#### Problem statement
Could you please write out each line of the records exactly, minus the pictures?

[Stored records]
* * * *
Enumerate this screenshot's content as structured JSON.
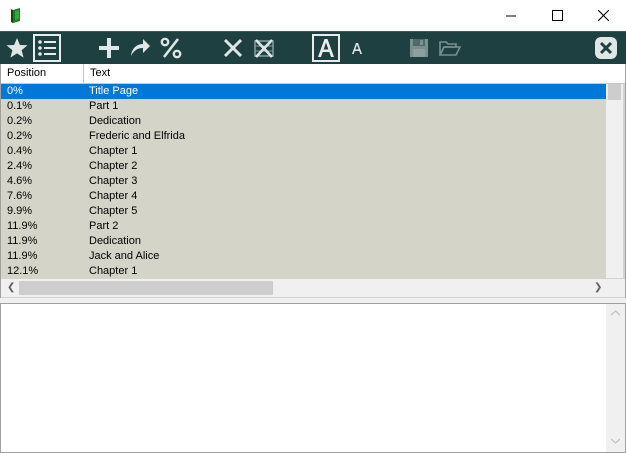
{
  "window": {
    "app_icon": "green-book-icon",
    "controls": [
      "minimize-icon",
      "maximize-icon",
      "close-icon"
    ]
  },
  "toolbar": {
    "buttons": [
      "star-icon",
      "list-icon",
      "plus-icon",
      "redo-arrow-icon",
      "percent-icon",
      "x-icon",
      "clear-all-icon",
      "font-large-icon",
      "font-small-icon",
      "save-icon",
      "open-folder-icon",
      "close-circle-icon"
    ]
  },
  "bookmarks": {
    "columns": {
      "position": "Position",
      "text": "Text"
    },
    "rows": [
      {
        "position": "0%",
        "text": "Title Page",
        "selected": true
      },
      {
        "position": "0.1%",
        "text": "Part 1"
      },
      {
        "position": "0.2%",
        "text": "Dedication"
      },
      {
        "position": "0.2%",
        "text": "Frederic and Elfrida"
      },
      {
        "position": "0.4%",
        "text": "Chapter 1"
      },
      {
        "position": "2.4%",
        "text": "Chapter 2"
      },
      {
        "position": "4.6%",
        "text": "Chapter 3"
      },
      {
        "position": "7.6%",
        "text": "Chapter 4"
      },
      {
        "position": "9.9%",
        "text": "Chapter 5"
      },
      {
        "position": "11.9%",
        "text": "Part 2"
      },
      {
        "position": "11.9%",
        "text": "Dedication"
      },
      {
        "position": "11.9%",
        "text": "Jack and Alice"
      },
      {
        "position": "12.1%",
        "text": "Chapter 1"
      }
    ]
  },
  "text_pane": {
    "content": ""
  },
  "colors": {
    "toolbar_bg": "#1f4040",
    "list_bg": "#d4d4c8",
    "selection": "#0078d7"
  }
}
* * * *
#### Response to the exercise
Enumerate this screenshot's content as structured JSON.
{
  "window": {
    "app_icon": "green-book-icon",
    "controls": [
      "minimize-icon",
      "maximize-icon",
      "close-icon"
    ]
  },
  "toolbar": {
    "buttons": [
      "star-icon",
      "list-icon",
      "plus-icon",
      "redo-arrow-icon",
      "percent-icon",
      "x-icon",
      "clear-all-icon",
      "font-large-icon",
      "font-small-icon",
      "save-icon",
      "open-folder-icon",
      "close-circle-icon"
    ]
  },
  "bookmarks": {
    "columns": {
      "position": "Position",
      "text": "Text"
    },
    "rows": [
      {
        "position": "0%",
        "text": "Title Page",
        "selected": true
      },
      {
        "position": "0.1%",
        "text": "Part 1"
      },
      {
        "position": "0.2%",
        "text": "Dedication"
      },
      {
        "position": "0.2%",
        "text": "Frederic and Elfrida"
      },
      {
        "position": "0.4%",
        "text": "Chapter 1"
      },
      {
        "position": "2.4%",
        "text": "Chapter 2"
      },
      {
        "position": "4.6%",
        "text": "Chapter 3"
      },
      {
        "position": "7.6%",
        "text": "Chapter 4"
      },
      {
        "position": "9.9%",
        "text": "Chapter 5"
      },
      {
        "position": "11.9%",
        "text": "Part 2"
      },
      {
        "position": "11.9%",
        "text": "Dedication"
      },
      {
        "position": "11.9%",
        "text": "Jack and Alice"
      },
      {
        "position": "12.1%",
        "text": "Chapter 1"
      }
    ]
  },
  "text_pane": {
    "content": ""
  },
  "colors": {
    "toolbar_bg": "#1f4040",
    "list_bg": "#d4d4c8",
    "selection": "#0078d7"
  }
}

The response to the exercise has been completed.